▸ **Problem requirements**
Please restate each entry word for word and leave the pictures out.

▸ **Data**
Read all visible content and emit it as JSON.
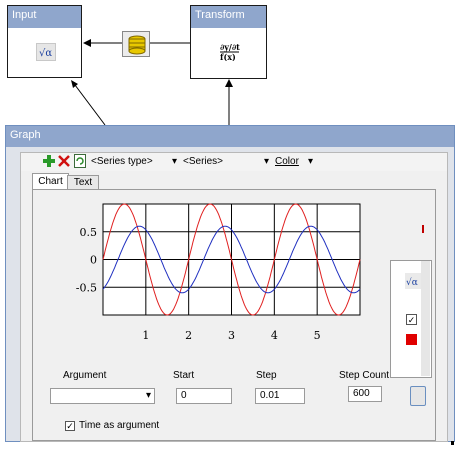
{
  "nodes": {
    "input": {
      "title": "Input",
      "icon": "sqrt-alpha-icon"
    },
    "transform": {
      "title": "Transform",
      "icon": "formula-icon"
    },
    "connector_icon": "database-icon"
  },
  "graph": {
    "title": "Graph",
    "toolbar": {
      "series_type": "<Series type>",
      "series": "<Series>",
      "color": "Color",
      "icons": [
        "add-icon",
        "delete-icon",
        "refresh-icon"
      ]
    },
    "tabs": [
      {
        "label": "Chart",
        "active": true
      },
      {
        "label": "Text",
        "active": false
      }
    ],
    "chart_data": {
      "type": "line",
      "title": "",
      "xlabel": "",
      "ylabel": "",
      "xlim": [
        0,
        6
      ],
      "ylim": [
        -1,
        1
      ],
      "x_ticks": [
        "1",
        "2",
        "3",
        "4",
        "5"
      ],
      "y_ticks": [
        "0.5",
        "0",
        "-0.5"
      ],
      "grid": true,
      "series": [
        {
          "color": "#e02020",
          "amplitude": 1.0,
          "period": 2.0,
          "phase": 0.0
        },
        {
          "color": "#2030c0",
          "amplitude": 0.6,
          "period": 2.0,
          "phase": -0.35
        }
      ]
    },
    "params": {
      "argument_label": "Argument",
      "argument_value": "",
      "start_label": "Start",
      "start_value": "0",
      "step_label": "Step",
      "step_value": "0.01",
      "step_count_label": "Step Count",
      "step_count_value": "600",
      "time_as_argument_label": "Time as argument",
      "time_as_argument_checked": true
    },
    "side": {
      "checked": true,
      "swatch_color": "#e00000"
    }
  }
}
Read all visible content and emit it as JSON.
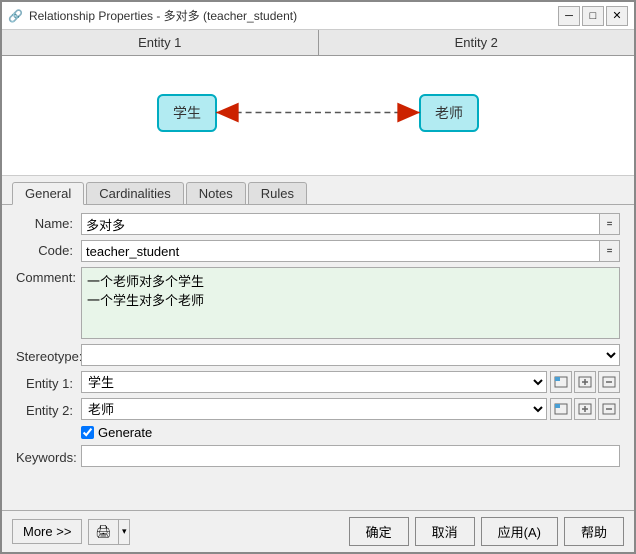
{
  "window": {
    "title": "Relationship Properties - 多对多 (teacher_student)",
    "icon": "🔗"
  },
  "title_buttons": {
    "minimize": "─",
    "maximize": "□",
    "close": "✕"
  },
  "entity_tabs": {
    "tab1": "Entity 1",
    "tab2": "Entity 2"
  },
  "diagram": {
    "entity1_label": "学生",
    "entity2_label": "老师"
  },
  "tabs": [
    {
      "id": "general",
      "label": "General",
      "active": true
    },
    {
      "id": "cardinalities",
      "label": "Cardinalities",
      "active": false
    },
    {
      "id": "notes",
      "label": "Notes",
      "active": false
    },
    {
      "id": "rules",
      "label": "Rules",
      "active": false
    }
  ],
  "form": {
    "name_label": "Name:",
    "name_value": "多对多",
    "code_label": "Code:",
    "code_value": "teacher_student",
    "comment_label": "Comment:",
    "comment_value": "一个老师对多个学生\n一个学生对多个老师",
    "stereotype_label": "Stereotype:",
    "stereotype_value": "",
    "entity1_label": "Entity 1:",
    "entity1_value": "学生",
    "entity2_label": "Entity 2:",
    "entity2_value": "老师",
    "generate_label": "Generate",
    "generate_checked": true,
    "keywords_label": "Keywords:",
    "keywords_value": "",
    "btn_ellipsis": "=",
    "btn_dropdown": "▾"
  },
  "bottom_bar": {
    "more_label": "More >>",
    "print_icon": "🖨",
    "confirm_label": "确定",
    "cancel_label": "取消",
    "apply_label": "应用(A)",
    "help_label": "帮助"
  }
}
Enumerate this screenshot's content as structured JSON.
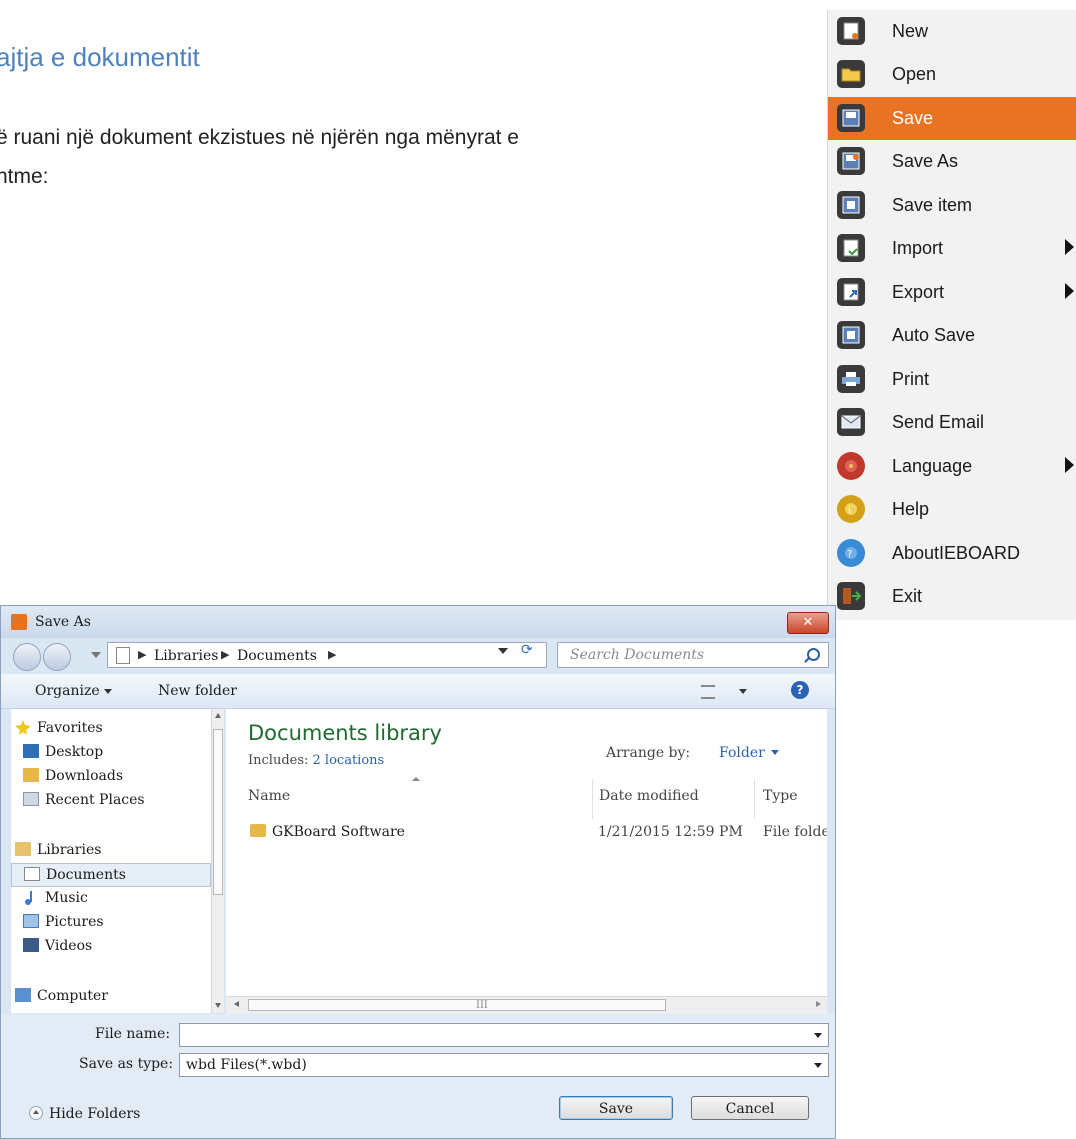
{
  "document": {
    "heading": "ajtja e dokumentit",
    "paragraph": "ë ruani një dokument ekzistues në njërën nga mënyrat e\nntme:"
  },
  "menu": {
    "items": [
      {
        "label": "New",
        "icon": "new-icon",
        "color": "#555555"
      },
      {
        "label": "Open",
        "icon": "open-folder-icon",
        "color": "#555555"
      },
      {
        "label": "Save",
        "icon": "save-icon",
        "color": "#555555",
        "active": true
      },
      {
        "label": "Save As",
        "icon": "save-as-icon",
        "color": "#555555"
      },
      {
        "label": "Save item",
        "icon": "save-item-icon",
        "color": "#555555"
      },
      {
        "label": "Import",
        "icon": "import-icon",
        "color": "#555555",
        "submenu": true
      },
      {
        "label": "Export",
        "icon": "export-icon",
        "color": "#555555",
        "submenu": true
      },
      {
        "label": "Auto Save",
        "icon": "auto-save-icon",
        "color": "#555555"
      },
      {
        "label": "Print",
        "icon": "print-icon",
        "color": "#555555"
      },
      {
        "label": "Send Email",
        "icon": "email-icon",
        "color": "#555555"
      },
      {
        "label": "Language",
        "icon": "language-icon",
        "color": "#c0392b",
        "submenu": true
      },
      {
        "label": "Help",
        "icon": "help-icon",
        "color": "#d4a017"
      },
      {
        "label": "AboutIEBOARD",
        "icon": "about-icon",
        "color": "#3a8bd6"
      },
      {
        "label": "Exit",
        "icon": "exit-icon",
        "color": "#555555"
      }
    ],
    "active_color": "#e97323"
  },
  "dialog": {
    "title": "Save As",
    "close_label": "✕",
    "breadcrumb": [
      "Libraries",
      "Documents"
    ],
    "search_placeholder": "Search Documents",
    "toolbar": {
      "organize": "Organize",
      "new_folder": "New folder",
      "help": "?"
    },
    "nav": {
      "favorites": "Favorites",
      "desktop": "Desktop",
      "downloads": "Downloads",
      "recent_places": "Recent Places",
      "libraries": "Libraries",
      "documents": "Documents",
      "music": "Music",
      "pictures": "Pictures",
      "videos": "Videos",
      "computer": "Computer"
    },
    "library": {
      "title": "Documents library",
      "includes_prefix": "Includes:",
      "includes_link": "2 locations",
      "arrange_by": "Arrange by:",
      "arrange_value": "Folder"
    },
    "columns": [
      "Name",
      "Date modified",
      "Type"
    ],
    "files": [
      {
        "name": "GKBoard Software",
        "date": "1/21/2015 12:59 PM",
        "type": "File folder"
      }
    ],
    "file_name_label": "File name:",
    "file_name_value": "",
    "save_type_label": "Save as type:",
    "save_type_value": "wbd Files(*.wbd)",
    "hide_folders": "Hide Folders",
    "save_button": "Save",
    "cancel_button": "Cancel"
  }
}
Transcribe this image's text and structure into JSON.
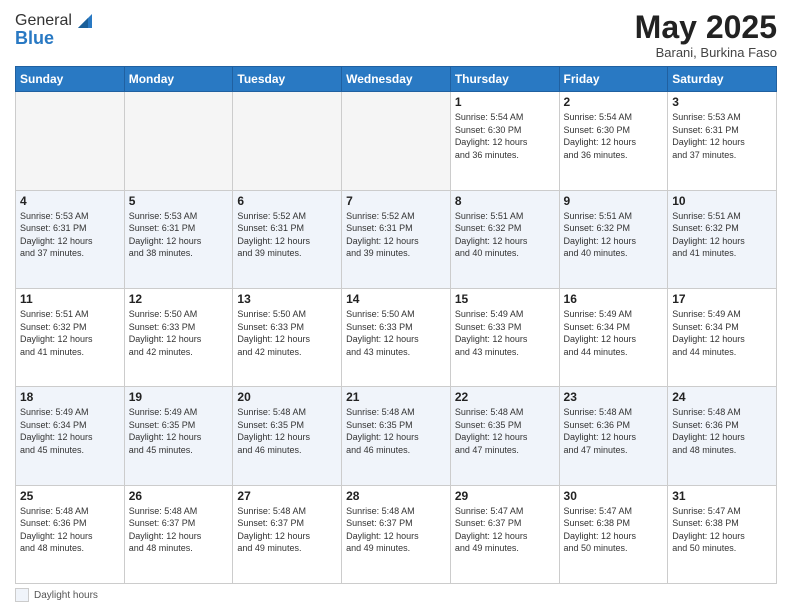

▸ **Expected answer**
Read all visible content and emit it as JSON.
{
  "nodes": {
    "input": {
      "title": "Input",
      "icon": "sqrt-alpha-icon"
    },
    "transform": {
      "title": "Transform",
      "icon": "formula-icon"
    },
    "connector_icon": "database-icon"
  },
  "graph": {
    "title": "Graph",
    "toolbar": {
      "series_type": "<Series type>",
      "series": "<Series>",
      "color": "Color",
      "icons": [
        "add-icon",
        "delete-icon",
        "refresh-icon"
      ]
    },
    "tabs": [
      {
        "label": "Chart",
        "active": true
      },
      {
        "label": "Text",
        "active": false
      }
    ],
    "chart_data": {
      "type": "line",
      "title": "",
      "xlabel": "",
      "ylabel": "",
      "xlim": [
        0,
        6
      ],
      "ylim": [
        -1,
        1
      ],
      "x_ticks": [
        "1",
        "2",
        "3",
        "4",
        "5"
      ],
      "y_ticks": [
        "0.5",
        "0",
        "-0.5"
      ],
      "grid": true,
      "series": [
        {
          "color": "#e02020",
          "amplitude": 1.0,
          "period": 2.0,
          "phase": 0.0
        },
        {
          "color": "#2030c0",
          "amplitude": 0.6,
          "period": 2.0,
          "phase": -0.35
        }
      ]
    },
    "params": {
      "argument_label": "Argument",
      "argument_value": "",
      "start_label": "Start",
      "start_value": "0",
      "step_label": "Step",
      "step_value": "0.01",
      "step_count_label": "Step Count",
      "step_count_value": "600",
      "time_as_argument_label": "Time as argument",
      "time_as_argument_checked": true
    },
    "side": {
      "checked": true,
      "swatch_color": "#e00000"
    }
  }
}
Read all visible content and emit it as JSON.
{
  "window": {
    "title": "Relationship Properties - 多对多 (teacher_student)",
    "icon": "🔗"
  },
  "title_buttons": {
    "minimize": "─",
    "maximize": "□",
    "close": "✕"
  },
  "entity_tabs": {
    "tab1": "Entity 1",
    "tab2": "Entity 2"
  },
  "diagram": {
    "entity1_label": "学生",
    "entity2_label": "老师"
  },
  "tabs": [
    {
      "id": "general",
      "label": "General",
      "active": true
    },
    {
      "id": "cardinalities",
      "label": "Cardinalities",
      "active": false
    },
    {
      "id": "notes",
      "label": "Notes",
      "active": false
    },
    {
      "id": "rules",
      "label": "Rules",
      "active": false
    }
  ],
  "form": {
    "name_label": "Name:",
    "name_value": "多对多",
    "code_label": "Code:",
    "code_value": "teacher_student",
    "comment_label": "Comment:",
    "comment_value": "一个老师对多个学生\n一个学生对多个老师",
    "stereotype_label": "Stereotype:",
    "stereotype_value": "",
    "entity1_label": "Entity 1:",
    "entity1_value": "学生",
    "entity2_label": "Entity 2:",
    "entity2_value": "老师",
    "generate_label": "Generate",
    "generate_checked": true,
    "keywords_label": "Keywords:",
    "keywords_value": "",
    "btn_ellipsis": "=",
    "btn_dropdown": "▾"
  },
  "bottom_bar": {
    "more_label": "More >>",
    "print_icon": "🖨",
    "confirm_label": "确定",
    "cancel_label": "取消",
    "apply_label": "应用(A)",
    "help_label": "帮助"
  }
}
Enumerate this screenshot's content as structured JSON.
{
  "document": {
    "heading": "ajtja e dokumentit",
    "paragraph": "ë ruani një dokument ekzistues në njërën nga mënyrat e\nntme:"
  },
  "menu": {
    "items": [
      {
        "label": "New",
        "icon": "new-icon",
        "color": "#555555"
      },
      {
        "label": "Open",
        "icon": "open-folder-icon",
        "color": "#555555"
      },
      {
        "label": "Save",
        "icon": "save-icon",
        "color": "#555555",
        "active": true
      },
      {
        "label": "Save As",
        "icon": "save-as-icon",
        "color": "#555555"
      },
      {
        "label": "Save item",
        "icon": "save-item-icon",
        "color": "#555555"
      },
      {
        "label": "Import",
        "icon": "import-icon",
        "color": "#555555",
        "submenu": true
      },
      {
        "label": "Export",
        "icon": "export-icon",
        "color": "#555555",
        "submenu": true
      },
      {
        "label": "Auto Save",
        "icon": "auto-save-icon",
        "color": "#555555"
      },
      {
        "label": "Print",
        "icon": "print-icon",
        "color": "#555555"
      },
      {
        "label": "Send Email",
        "icon": "email-icon",
        "color": "#555555"
      },
      {
        "label": "Language",
        "icon": "language-icon",
        "color": "#c0392b",
        "submenu": true
      },
      {
        "label": "Help",
        "icon": "help-icon",
        "color": "#d4a017"
      },
      {
        "label": "AboutIEBOARD",
        "icon": "about-icon",
        "color": "#3a8bd6"
      },
      {
        "label": "Exit",
        "icon": "exit-icon",
        "color": "#555555"
      }
    ],
    "active_color": "#e97323"
  },
  "dialog": {
    "title": "Save As",
    "close_label": "✕",
    "breadcrumb": [
      "Libraries",
      "Documents"
    ],
    "search_placeholder": "Search Documents",
    "toolbar": {
      "organize": "Organize",
      "new_folder": "New folder",
      "help": "?"
    },
    "nav": {
      "favorites": "Favorites",
      "desktop": "Desktop",
      "downloads": "Downloads",
      "recent_places": "Recent Places",
      "libraries": "Libraries",
      "documents": "Documents",
      "music": "Music",
      "pictures": "Pictures",
      "videos": "Videos",
      "computer": "Computer"
    },
    "library": {
      "title": "Documents library",
      "includes_prefix": "Includes:",
      "includes_link": "2 locations",
      "arrange_by": "Arrange by:",
      "arrange_value": "Folder"
    },
    "columns": [
      "Name",
      "Date modified",
      "Type"
    ],
    "files": [
      {
        "name": "GKBoard Software",
        "date": "1/21/2015 12:59 PM",
        "type": "File folder"
      }
    ],
    "file_name_label": "File name:",
    "file_name_value": "",
    "save_type_label": "Save as type:",
    "save_type_value": "wbd Files(*.wbd)",
    "hide_folders": "Hide Folders",
    "save_button": "Save",
    "cancel_button": "Cancel"
  }
}
Transcribe this image's text and structure into JSON.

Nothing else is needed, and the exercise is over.